Whenever you get time off, even if it’s just 15 minutes, you should talk to a friend. This will take your mind off your caregiver duties. Everyone needs a break! Some time off will help you bounce back and be more ready than ever to resume your role as a caregiver.
4. Delegate Tasks
As caregivers, you have a lot on your plate. This is why you tend to experience burnout. In fact, research shows that 40% of caregivers feel emotionally stressed. This can naturally take a toll on your physical health too. One antithesis of stress resilience is thinking it means handling whatever comes your way. However, that is not the case. To be able to adapt to stressful situations, you need to delegate tasks and relieve some of the extra stress.
To do this, you just need to get a bit organized. Start off by listing down the most important tasks that you need to perform. Is it paying your bill? Is it picking up the laundry? Whenever you can, you should seek help and ask others to run these errands for you. This will help you concentrate on your role as a caregiver. When you feel you’re unable to handle the small things, you feel frustrated. When the other things are taken care of, you feel calmer and in control. This helps build resilience, which is basically adapting to any situation.
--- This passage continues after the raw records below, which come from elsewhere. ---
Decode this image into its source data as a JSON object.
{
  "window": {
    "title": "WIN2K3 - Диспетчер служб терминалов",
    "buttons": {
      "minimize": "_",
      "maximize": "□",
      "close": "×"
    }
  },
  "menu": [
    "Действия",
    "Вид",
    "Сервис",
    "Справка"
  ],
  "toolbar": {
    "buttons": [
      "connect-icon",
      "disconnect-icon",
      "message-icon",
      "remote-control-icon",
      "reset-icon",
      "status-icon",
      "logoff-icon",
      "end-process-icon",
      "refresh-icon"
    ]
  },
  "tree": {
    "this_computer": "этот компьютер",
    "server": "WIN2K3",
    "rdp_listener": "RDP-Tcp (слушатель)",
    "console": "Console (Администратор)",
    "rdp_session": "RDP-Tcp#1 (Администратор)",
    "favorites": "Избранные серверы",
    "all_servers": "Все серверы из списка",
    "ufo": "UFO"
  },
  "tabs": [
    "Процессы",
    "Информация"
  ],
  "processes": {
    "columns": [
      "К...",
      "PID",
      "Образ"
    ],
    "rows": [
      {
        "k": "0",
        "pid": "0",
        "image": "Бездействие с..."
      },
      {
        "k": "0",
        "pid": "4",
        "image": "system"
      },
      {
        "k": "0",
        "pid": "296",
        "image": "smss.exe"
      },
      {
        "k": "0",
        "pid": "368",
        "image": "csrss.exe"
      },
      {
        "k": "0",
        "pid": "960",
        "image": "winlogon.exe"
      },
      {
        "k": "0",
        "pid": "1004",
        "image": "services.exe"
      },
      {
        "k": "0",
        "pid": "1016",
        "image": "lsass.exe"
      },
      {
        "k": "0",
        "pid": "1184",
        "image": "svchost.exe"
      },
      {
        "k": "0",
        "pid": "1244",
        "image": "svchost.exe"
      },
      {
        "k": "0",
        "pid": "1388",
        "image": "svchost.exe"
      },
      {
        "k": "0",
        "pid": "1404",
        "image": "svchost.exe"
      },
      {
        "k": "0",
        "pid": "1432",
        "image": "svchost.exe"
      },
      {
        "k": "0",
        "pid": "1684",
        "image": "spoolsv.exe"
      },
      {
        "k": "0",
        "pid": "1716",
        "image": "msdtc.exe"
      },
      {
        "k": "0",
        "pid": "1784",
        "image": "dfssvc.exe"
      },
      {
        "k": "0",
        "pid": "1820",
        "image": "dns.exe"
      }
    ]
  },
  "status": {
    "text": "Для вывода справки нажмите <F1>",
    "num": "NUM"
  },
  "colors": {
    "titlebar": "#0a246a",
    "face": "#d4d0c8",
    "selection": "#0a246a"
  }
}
5. Learn to React Less
As a dementia caregiver, you tend to experience a rollercoaster of emotions. Most of these emotions are related to the changes in your patient’s behavior and moods. Dementia is a condition where a person’s memory becomes progressively worse. With this, they exhibit more nuanced emotions and behaviors. Some dementia patients start displaying anger, while others may even experience hallucinations. This can all affect a dementia caregiver.
You should be aware of what’s best for dementia patients, but you need to learn to react less to every little change. This is an important step in building stress resilience or you’ll drive yourself mad. Understand that not everything requires a reaction, as long as they are healthy. Don’t question yourself at everything they do. For example, if they are anxious one day, it doesn’t necessarily mean they did something wrong. Learn to let things flow and you’ll be able to cope better.
Dementia caregivers need support and love just as much as their patients do. When you are in charge of a person with a cognitive disability, you can easily experience burnout. To prevent this, you need to build stress resilience. This guide talks about some of the ways you can improve your adaptability and acceptance of the situation. Once you do that, you’ll find yourself in a much better state to handle the challenges in the role of a caregiver.
We Are Here To Help
At Sycamore Creek Ranch Memory Care we are here to help. We want families to make the best decision for their situation
Furthermore, the staff at Sycamore Creek Ranch is proactive. That means we are not waiting for a problem to arise. Instead, we are actively engaged with each and every resident. And with only 16 residents we can do that!
If you are looking for Memory Care in The Woodlands or Memory Care in Spring, Texas come for a tour at Sycamore Creek Ranch! See how we can help.